In France, during 12 years from 1851 to 1862, 26 substances only were employed, and of these the most common were arsenic, phosphorus, sulphate of copper, verdigris, sulphuric acid, and cantharides. In New York in 1872 deaths by accident and suicide took place from opium and its preparations in 20 cases; Paris green (arsenite of copper) in 24 (all suicides); arsenic, 2; carbolic acid, 2; hydrate of chloral, 2; sulphuric acid, oxalic acid, phosphorus, rat poison (probably phosphorus), colchicum, prussic acid, chloroform, ether, yellow wash, wine, each 1; chronic from lead, 5. In medico-legal cases evidence of poisoning depends on the symptoms and on the discovery of a poison. Symptoms alone can seldom if ever prove conclusively the action of a poison, but organic chemistry has made such progress in recent years that criminal poisoning is much less easily concealed than formerly, and the alkaloid or other active principle which caused death can often be actually exhibited in court. Many alkaloids, however, are fatal in such exceedingly small doses that their separation is a work of very great delicacy, and may even be impossible.
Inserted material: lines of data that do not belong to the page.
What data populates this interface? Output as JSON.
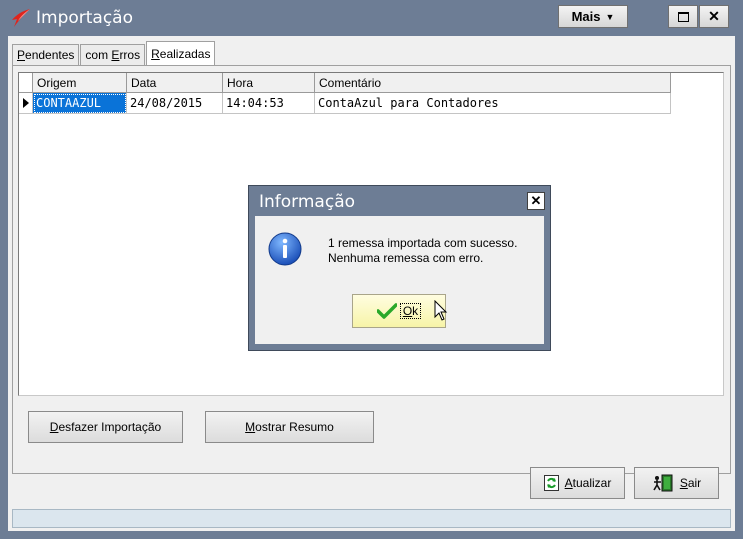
{
  "window": {
    "title": "Importação",
    "mais_label": "Mais",
    "colors": {
      "frame": "#6d7d95",
      "client": "#f0f0f0",
      "selection": "#0a73d8",
      "ok_button": "#f7f4a8"
    }
  },
  "tabs": [
    {
      "pre": "",
      "key": "P",
      "post": "endentes",
      "active": false
    },
    {
      "pre": "com ",
      "key": "E",
      "post": "rros",
      "active": false
    },
    {
      "pre": "",
      "key": "R",
      "post": "ealizadas",
      "active": true
    }
  ],
  "grid": {
    "columns": [
      "Origem",
      "Data",
      "Hora",
      "Comentário"
    ],
    "rows": [
      {
        "origem": "CONTAAZUL",
        "data": "24/08/2015",
        "hora": "14:04:53",
        "comentario": "ContaAzul para Contadores"
      }
    ]
  },
  "buttons": {
    "desfazer": {
      "key": "D",
      "rest": "esfazer Importação"
    },
    "mostrar": {
      "key": "M",
      "rest": "ostrar Resumo"
    },
    "atualizar": {
      "key": "A",
      "rest": "tualizar"
    },
    "sair": {
      "key": "S",
      "rest": "air"
    }
  },
  "dialog": {
    "title": "Informação",
    "line1": "1 remessa importada com sucesso.",
    "line2": "Nenhuma remessa com erro.",
    "ok": {
      "key": "O",
      "rest": "k"
    }
  },
  "icons": [
    "app-logo-icon",
    "chevron-down-icon",
    "maximize-icon",
    "close-icon",
    "row-indicator-icon",
    "refresh-icon",
    "exit-door-icon",
    "info-icon",
    "checkmark-icon",
    "mouse-cursor-icon"
  ]
}
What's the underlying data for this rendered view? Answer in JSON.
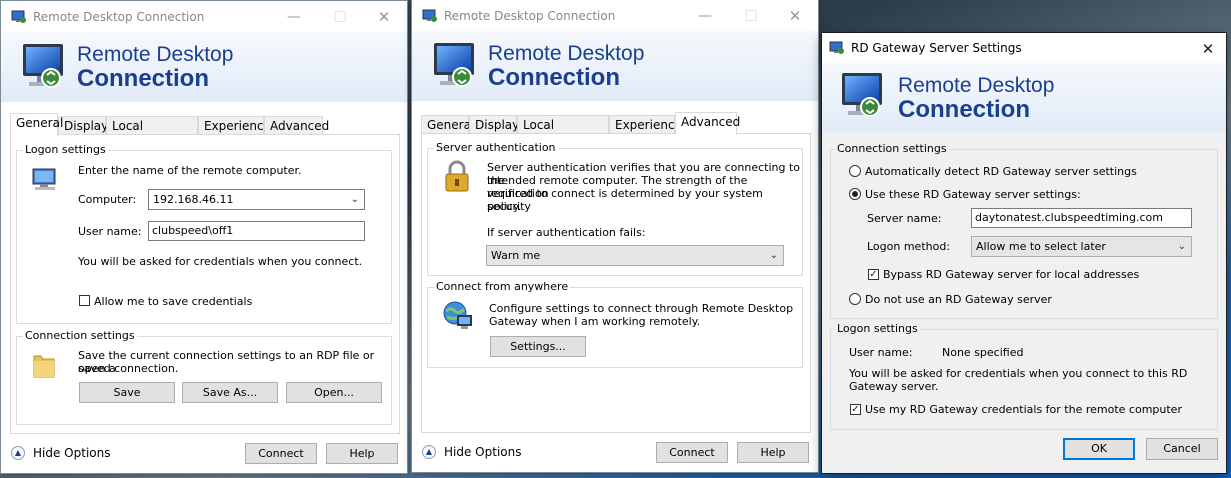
{
  "colors": {
    "accent": "#0078d7",
    "banner_text": "#1b3f8f"
  },
  "icons": {
    "app": "remote-desktop-icon",
    "monitor": "monitor-icon",
    "lock": "padlock-icon",
    "folder": "folder-icon",
    "globe": "globe-icon"
  },
  "win1": {
    "title": "Remote Desktop Connection",
    "banner_line1": "Remote Desktop",
    "banner_line2": "Connection",
    "tabs": [
      "General",
      "Display",
      "Local Resources",
      "Experience",
      "Advanced"
    ],
    "selected_tab": "General",
    "logon": {
      "group_label": "Logon settings",
      "intro": "Enter the name of the remote computer.",
      "computer_label": "Computer:",
      "computer_value": "192.168.46.11",
      "user_label": "User name:",
      "user_value": "clubspeed\\off1",
      "note": "You will be asked for credentials when you connect.",
      "save_creds_label": "Allow me to save credentials"
    },
    "conn": {
      "group_label": "Connection settings",
      "desc_line1": "Save the current connection settings to an RDP file or open a",
      "desc_line2": "saved connection.",
      "save": "Save",
      "save_as": "Save As...",
      "open": "Open..."
    },
    "hide_options": "Hide Options",
    "connect": "Connect",
    "help": "Help"
  },
  "win2": {
    "title": "Remote Desktop Connection",
    "banner_line1": "Remote Desktop",
    "banner_line2": "Connection",
    "tabs": [
      "General",
      "Display",
      "Local Resources",
      "Experience",
      "Advanced"
    ],
    "selected_tab": "Advanced",
    "server_auth": {
      "group_label": "Server authentication",
      "desc_line1": "Server authentication verifies that you are connecting to the",
      "desc_line2": "intended remote computer. The strength of the verification",
      "desc_line3": "required to connect is determined by your system security",
      "desc_line4": "policy.",
      "fail_label": "If server authentication fails:",
      "fail_value": "Warn me"
    },
    "anywhere": {
      "group_label": "Connect from anywhere",
      "desc_line1": "Configure settings to connect through Remote Desktop",
      "desc_line2": "Gateway when I am working remotely.",
      "settings": "Settings..."
    },
    "hide_options": "Hide Options",
    "connect": "Connect",
    "help": "Help"
  },
  "win3": {
    "title": "RD Gateway Server Settings",
    "banner_line1": "Remote Desktop",
    "banner_line2": "Connection",
    "conn": {
      "group_label": "Connection settings",
      "auto_detect": "Automatically detect RD Gateway server settings",
      "use_these": "Use these RD Gateway server settings:",
      "server_label": "Server name:",
      "server_value": "daytonatest.clubspeedtiming.com",
      "logon_label": "Logon method:",
      "logon_value": "Allow me to select later",
      "bypass": "Bypass RD Gateway server for local addresses",
      "do_not_use": "Do not use an RD Gateway server"
    },
    "logon": {
      "group_label": "Logon settings",
      "user_label": "User name:",
      "user_value": "None specified",
      "note_line1": "You will be asked for credentials when you connect to this RD",
      "note_line2": "Gateway server.",
      "use_creds": "Use my RD Gateway credentials for the remote computer"
    },
    "ok": "OK",
    "cancel": "Cancel"
  }
}
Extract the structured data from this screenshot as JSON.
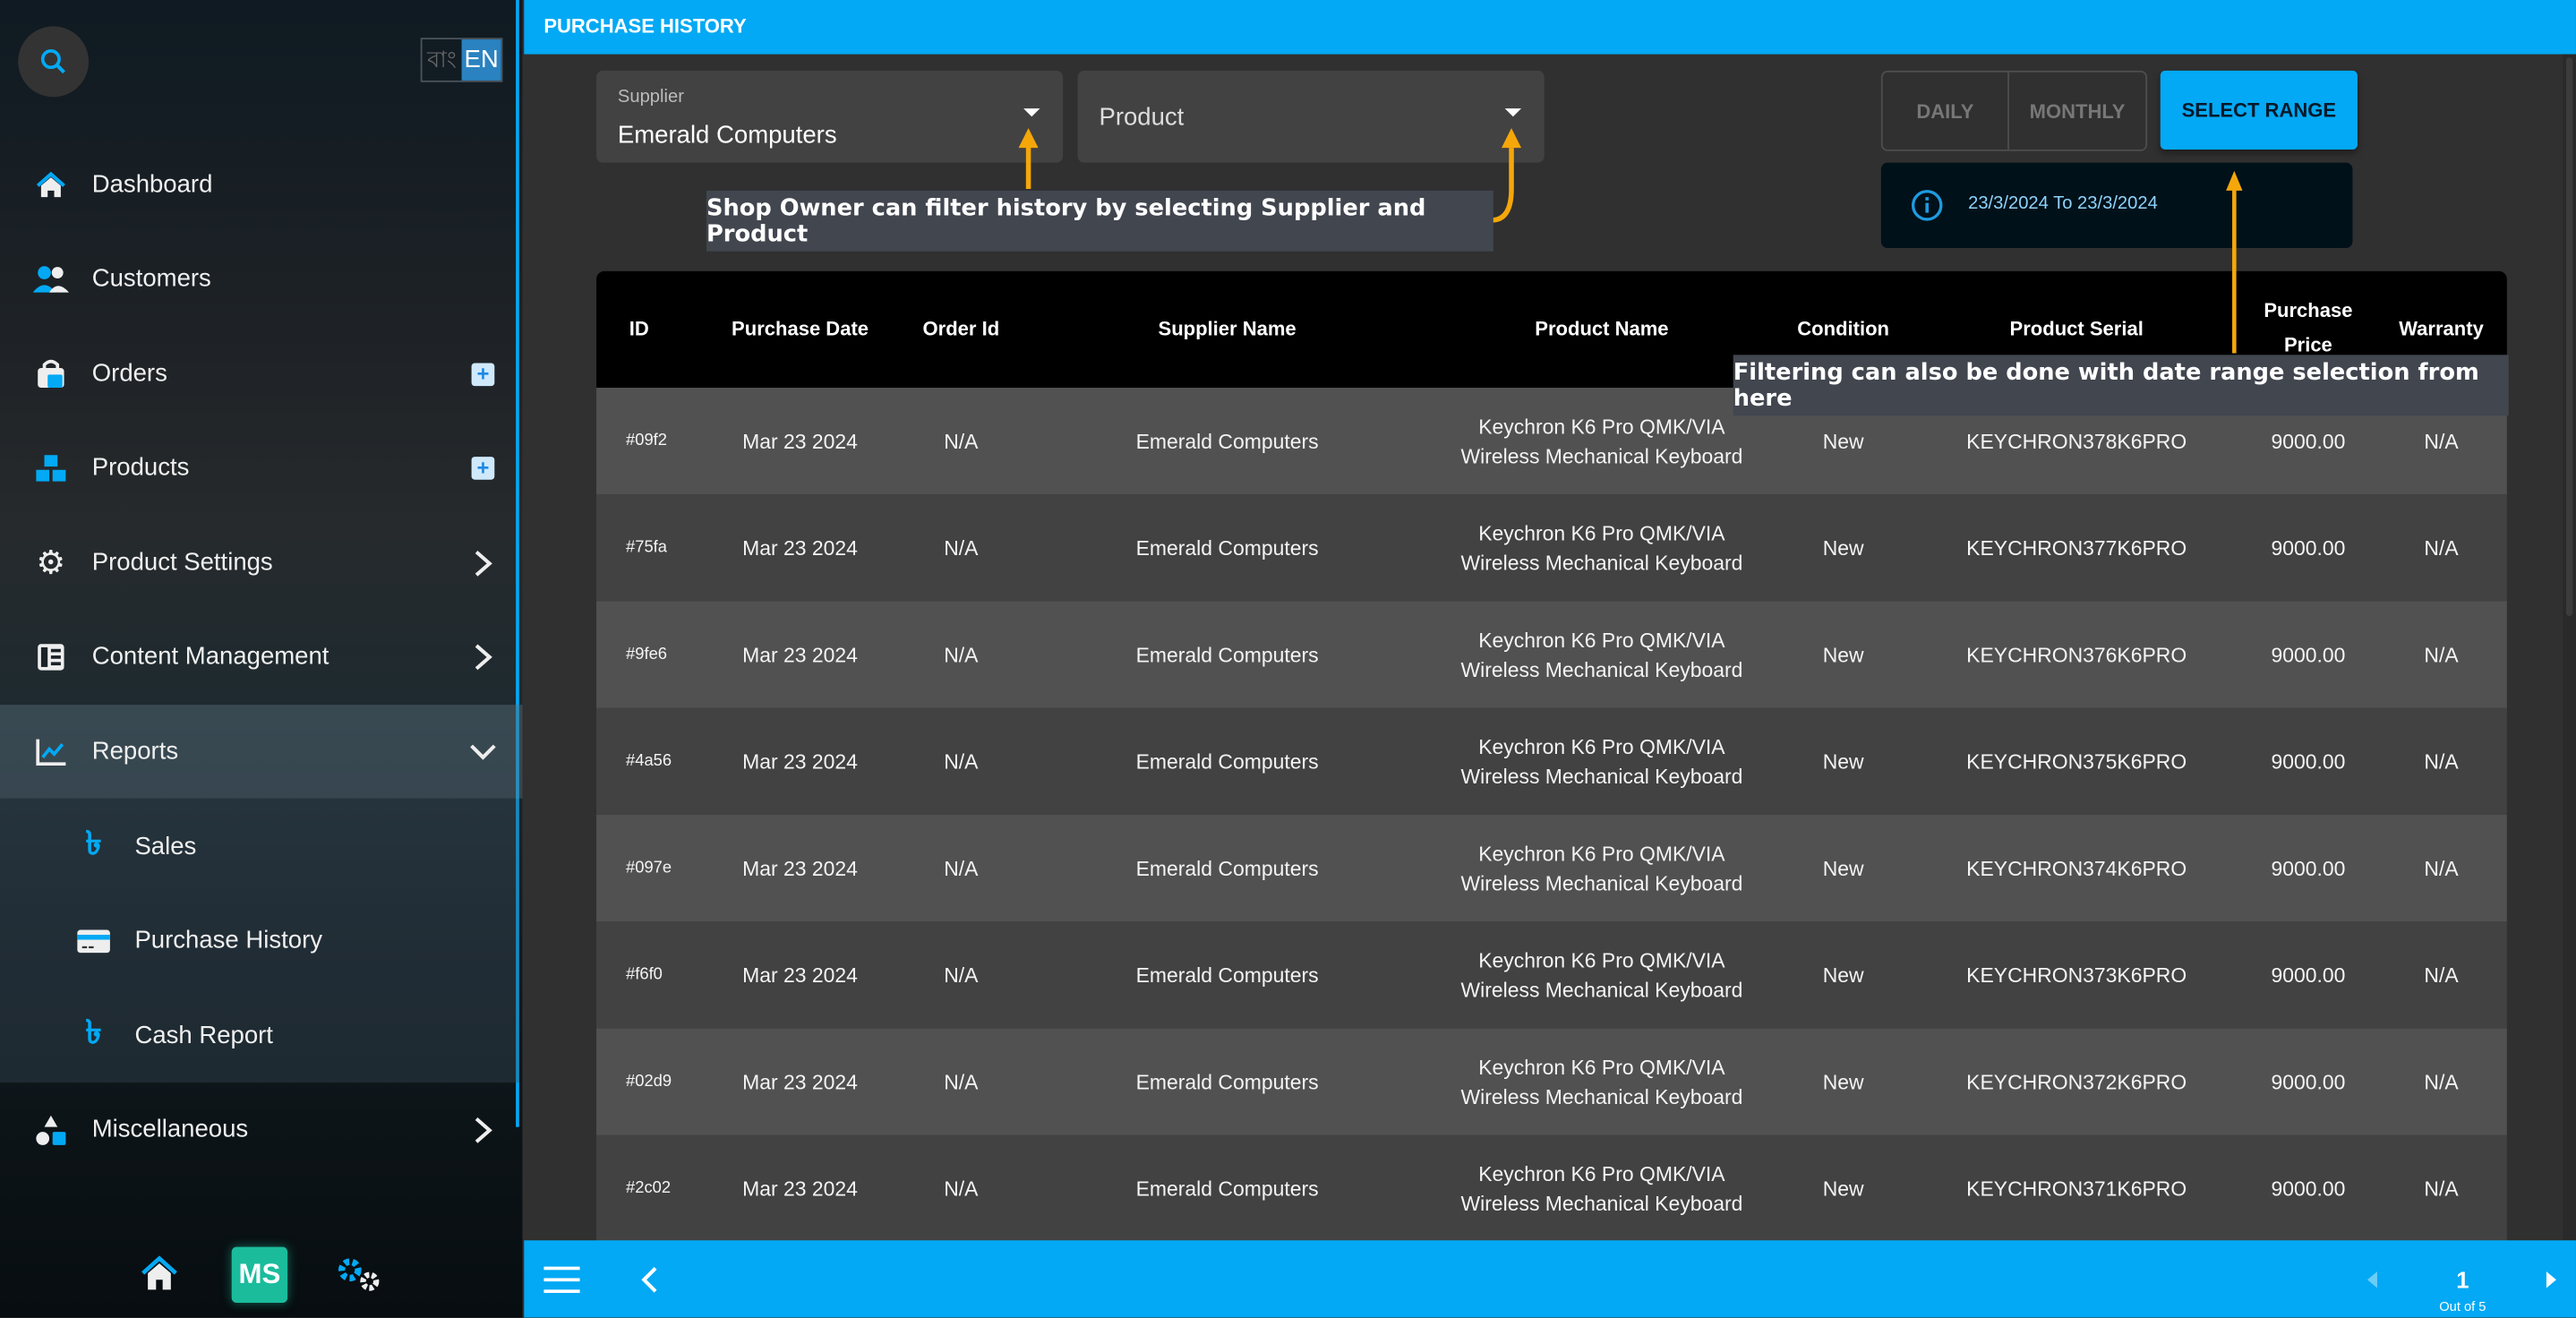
{
  "sidebar": {
    "lang": {
      "bn": "বাং",
      "en": "EN"
    },
    "items": [
      {
        "label": "Dashboard",
        "icon": "home-icon"
      },
      {
        "label": "Customers",
        "icon": "customers-icon"
      },
      {
        "label": "Orders",
        "icon": "orders-bag-icon"
      },
      {
        "label": "Products",
        "icon": "products-boxes-icon"
      },
      {
        "label": "Product Settings",
        "icon": "gear-icon"
      },
      {
        "label": "Content Management",
        "icon": "content-icon"
      },
      {
        "label": "Reports",
        "icon": "chart-line-icon"
      },
      {
        "label": "Miscellaneous",
        "icon": "shapes-icon"
      }
    ],
    "sub_items": [
      {
        "label": "Sales",
        "icon": "taka-icon"
      },
      {
        "label": "Purchase History",
        "icon": "credit-card-icon"
      },
      {
        "label": "Cash Report",
        "icon": "taka-icon"
      }
    ],
    "footer": {
      "logo": "MS"
    }
  },
  "header": {
    "title": "PURCHASE HISTORY"
  },
  "filters": {
    "supplier_label": "Supplier",
    "supplier_value": "Emerald Computers",
    "product_placeholder": "Product",
    "daily": "DAILY",
    "monthly": "MONTHLY",
    "select_range": "SELECT RANGE",
    "range_text": "23/3/2024 To 23/3/2024"
  },
  "annotations": {
    "filter_note": "Shop Owner can filter history by selecting Supplier and Product",
    "range_note": "Filtering can also be done with date range selection from here",
    "arrow_color": "#f5a70a"
  },
  "table": {
    "columns": [
      "ID",
      "Purchase Date",
      "Order Id",
      "Supplier Name",
      "Product Name",
      "Condition",
      "Product Serial",
      "Purchase Price",
      "Warranty"
    ],
    "rows": [
      [
        "#09f2",
        "Mar 23 2024",
        "N/A",
        "Emerald Computers",
        "Keychron K6 Pro QMK/VIA\nWireless Mechanical Keyboard",
        "New",
        "KEYCHRON378K6PRO",
        "9000.00",
        "N/A"
      ],
      [
        "#75fa",
        "Mar 23 2024",
        "N/A",
        "Emerald Computers",
        "Keychron K6 Pro QMK/VIA\nWireless Mechanical Keyboard",
        "New",
        "KEYCHRON377K6PRO",
        "9000.00",
        "N/A"
      ],
      [
        "#9fe6",
        "Mar 23 2024",
        "N/A",
        "Emerald Computers",
        "Keychron K6 Pro QMK/VIA\nWireless Mechanical Keyboard",
        "New",
        "KEYCHRON376K6PRO",
        "9000.00",
        "N/A"
      ],
      [
        "#4a56",
        "Mar 23 2024",
        "N/A",
        "Emerald Computers",
        "Keychron K6 Pro QMK/VIA\nWireless Mechanical Keyboard",
        "New",
        "KEYCHRON375K6PRO",
        "9000.00",
        "N/A"
      ],
      [
        "#097e",
        "Mar 23 2024",
        "N/A",
        "Emerald Computers",
        "Keychron K6 Pro QMK/VIA\nWireless Mechanical Keyboard",
        "New",
        "KEYCHRON374K6PRO",
        "9000.00",
        "N/A"
      ],
      [
        "#f6f0",
        "Mar 23 2024",
        "N/A",
        "Emerald Computers",
        "Keychron K6 Pro QMK/VIA\nWireless Mechanical Keyboard",
        "New",
        "KEYCHRON373K6PRO",
        "9000.00",
        "N/A"
      ],
      [
        "#02d9",
        "Mar 23 2024",
        "N/A",
        "Emerald Computers",
        "Keychron K6 Pro QMK/VIA\nWireless Mechanical Keyboard",
        "New",
        "KEYCHRON372K6PRO",
        "9000.00",
        "N/A"
      ],
      [
        "#2c02",
        "Mar 23 2024",
        "N/A",
        "Emerald Computers",
        "Keychron K6 Pro QMK/VIA\nWireless Mechanical Keyboard",
        "New",
        "KEYCHRON371K6PRO",
        "9000.00",
        "N/A"
      ]
    ]
  },
  "pagination": {
    "page": "1",
    "total_label": "Out of 5"
  },
  "colors": {
    "accent": "#03a9f4",
    "row_a": "#515151",
    "row_b": "#424242",
    "header": "#000000"
  }
}
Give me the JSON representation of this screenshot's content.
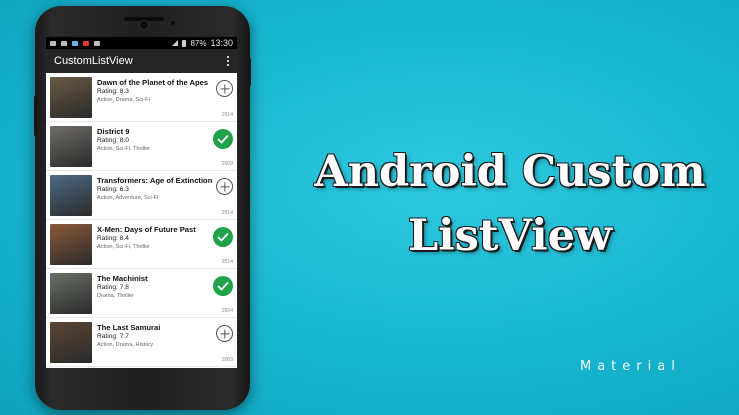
{
  "status_bar": {
    "battery": "87%",
    "time": "13:30"
  },
  "app_bar": {
    "title": "CustomListView",
    "overflow_icon": "more-vert-icon"
  },
  "movies": [
    {
      "title": "Dawn of the Planet of the Apes",
      "rating": "Rating: 8.3",
      "genre": "Action, Drama, Sci-Fi",
      "year": "2014",
      "state": "add",
      "thumb": "#6b5a45"
    },
    {
      "title": "District 9",
      "rating": "Rating: 8.0",
      "genre": "Action, Sci-Fi, Thriller",
      "year": "2009",
      "state": "added",
      "thumb": "#6f6d66"
    },
    {
      "title": "Transformers: Age of Extinction",
      "rating": "Rating: 6.3",
      "genre": "Action, Adventure, Sci-Fi",
      "year": "2014",
      "state": "add",
      "thumb": "#4f6b86"
    },
    {
      "title": "X-Men: Days of Future Past",
      "rating": "Rating: 8.4",
      "genre": "Action, Sci-Fi, Thriller",
      "year": "2014",
      "state": "added",
      "thumb": "#8b5a3a"
    },
    {
      "title": "The Machinist",
      "rating": "Rating: 7.8",
      "genre": "Drama, Thriller",
      "year": "2004",
      "state": "added",
      "thumb": "#6a7166"
    },
    {
      "title": "The Last Samurai",
      "rating": "Rating: 7.7",
      "genre": "Action, Drama, History",
      "year": "2003",
      "state": "add",
      "thumb": "#5b4634"
    }
  ],
  "headline": {
    "line1": "Android Custom",
    "line2": "ListView"
  },
  "tag": "Material",
  "colors": {
    "background": "#16b4cf",
    "added": "#1fa24a",
    "appbar": "#262626"
  }
}
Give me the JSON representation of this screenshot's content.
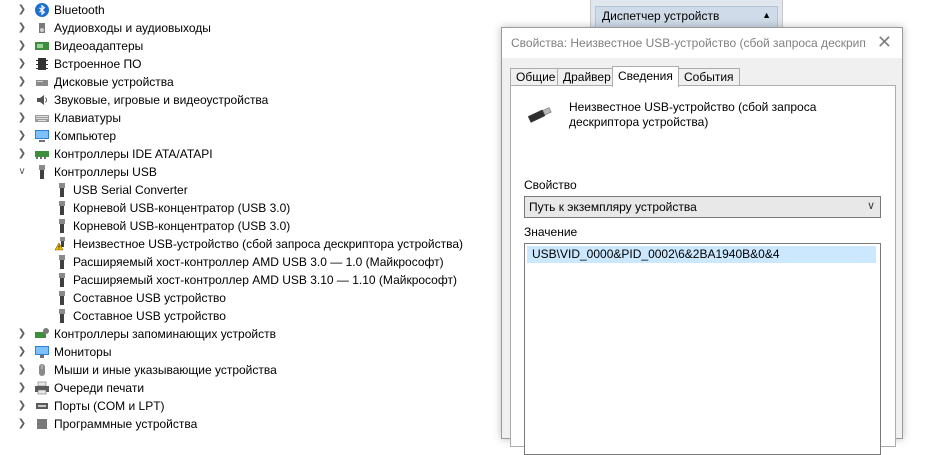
{
  "tree": {
    "items": [
      {
        "label": "Bluetooth",
        "icon": "bluetooth-icon",
        "expanded": false
      },
      {
        "label": "Аудиовходы и аудиовыходы",
        "icon": "speaker-icon",
        "expanded": false
      },
      {
        "label": "Видеоадаптеры",
        "icon": "display-adapter-icon",
        "expanded": false
      },
      {
        "label": "Встроенное ПО",
        "icon": "firmware-icon",
        "expanded": false
      },
      {
        "label": "Дисковые устройства",
        "icon": "disk-drive-icon",
        "expanded": false
      },
      {
        "label": "Звуковые, игровые и видеоустройства",
        "icon": "sound-icon",
        "expanded": false
      },
      {
        "label": "Клавиатуры",
        "icon": "keyboard-icon",
        "expanded": false
      },
      {
        "label": "Компьютер",
        "icon": "computer-icon",
        "expanded": false
      },
      {
        "label": "Контроллеры IDE ATA/ATAPI",
        "icon": "ide-controller-icon",
        "expanded": false
      },
      {
        "label": "Контроллеры USB",
        "icon": "usb-icon",
        "expanded": true
      },
      {
        "label": "Контроллеры запоминающих устройств",
        "icon": "storage-controller-icon",
        "expanded": false
      },
      {
        "label": "Мониторы",
        "icon": "monitor-icon",
        "expanded": false
      },
      {
        "label": "Мыши и иные указывающие устройства",
        "icon": "mouse-icon",
        "expanded": false
      },
      {
        "label": "Очереди печати",
        "icon": "printer-icon",
        "expanded": false
      },
      {
        "label": "Порты (COM и LPT)",
        "icon": "port-icon",
        "expanded": false
      },
      {
        "label": "Программные устройства",
        "icon": "software-device-icon",
        "expanded": false
      }
    ],
    "usb_children": [
      {
        "label": "USB Serial Converter",
        "icon": "usb-plug-icon"
      },
      {
        "label": "Корневой USB-концентратор (USB 3.0)",
        "icon": "usb-plug-icon"
      },
      {
        "label": "Корневой USB-концентратор (USB 3.0)",
        "icon": "usb-plug-icon"
      },
      {
        "label": "Неизвестное USB-устройство (сбой запроса дескриптора устройства)",
        "icon": "warning-usb-icon"
      },
      {
        "label": "Расширяемый хост-контроллер AMD USB 3.0 — 1.0 (Майкрософт)",
        "icon": "usb-plug-icon"
      },
      {
        "label": "Расширяемый хост-контроллер AMD USB 3.10 — 1.10 (Майкрософт)",
        "icon": "usb-plug-icon"
      },
      {
        "label": "Составное USB устройство",
        "icon": "usb-plug-icon"
      },
      {
        "label": "Составное USB устройство",
        "icon": "usb-plug-icon"
      }
    ]
  },
  "popup": {
    "title": "Диспетчер устройств"
  },
  "dialog": {
    "title": "Свойства: Неизвестное USB-устройство (сбой запроса дескрип",
    "tabs": [
      {
        "label": "Общие"
      },
      {
        "label": "Драйвер"
      },
      {
        "label": "Сведения"
      },
      {
        "label": "События"
      }
    ],
    "active_tab": "Сведения",
    "device_name": "Неизвестное USB-устройство (сбой запроса дескриптора устройства)",
    "property_label": "Свойство",
    "property_value": "Путь к экземпляру устройства",
    "value_label": "Значение",
    "value_item": "USB\\VID_0000&PID_0002\\6&2BA1940B&0&4"
  },
  "colors": {
    "selection": "#cce8ff",
    "dialog_bg": "#f0f0f0",
    "warning": "#f2c200"
  }
}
In hardly any circumstances is it more important that the so-called expert should be really a competent chemist than in cases of suspected poisoning, and nowhere has an ignorant or careless man a better opportunity to mislead a jury and defeat the ends of justice. - The numerous popular antidotes for snake bites are all alike useless, and thus far science has failed to replace them with any agent deserving the name of antidote. In case of a bite by a venomous serpent, the proper plan is to isolate the part bitten by a ligature, and then if it be a small member, as a finger end, to have it promptly removed, but in any case to take enough of stimulus to carry the weakened heart over the period of depression which belongs to the early stage of venom poisoning. In very grave cases artificial respiration may help to prolong life. - See Antidotes, Medical Jueispeudence, and the articles on the various substances mentioned above.